Looking Back at P3P: Lessons for the Future
A number of people who work on data protection have begun examining the idea of machine-readable statements that can express the privacy practices of a Web site or a third-party intermediary, such as a network advertiser or an analytics company. The theory is that such statements would provide a clear, standardized means of rendering potentially complex privacy policies into a format that could be automatically parsed and instantly acted upon.
The idea is a good one. It harnesses the power of information technology to create a means for transparency and user choice. However, it is hard to overlook the fact that there is already a Web standard to do precisely the same thing, and it hasnʼt been very successful.

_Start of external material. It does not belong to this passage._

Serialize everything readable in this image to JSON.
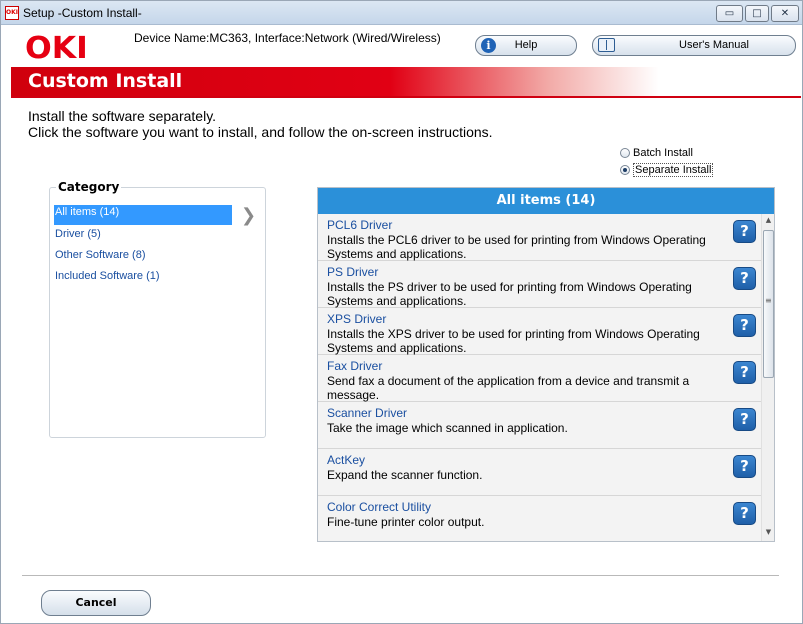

The Platform for Privacy Preferences (P3P) is a standard of the World Wide Web Consortium (W3C), the main standard setting body for the Web. P3P has never been fully implemented as its creators had hoped. While it is in use today and functions in some ways as we thought it might, P3P is unlikely to be broadly adopted or to accomplish all that those pushing for machine-readable policies would like.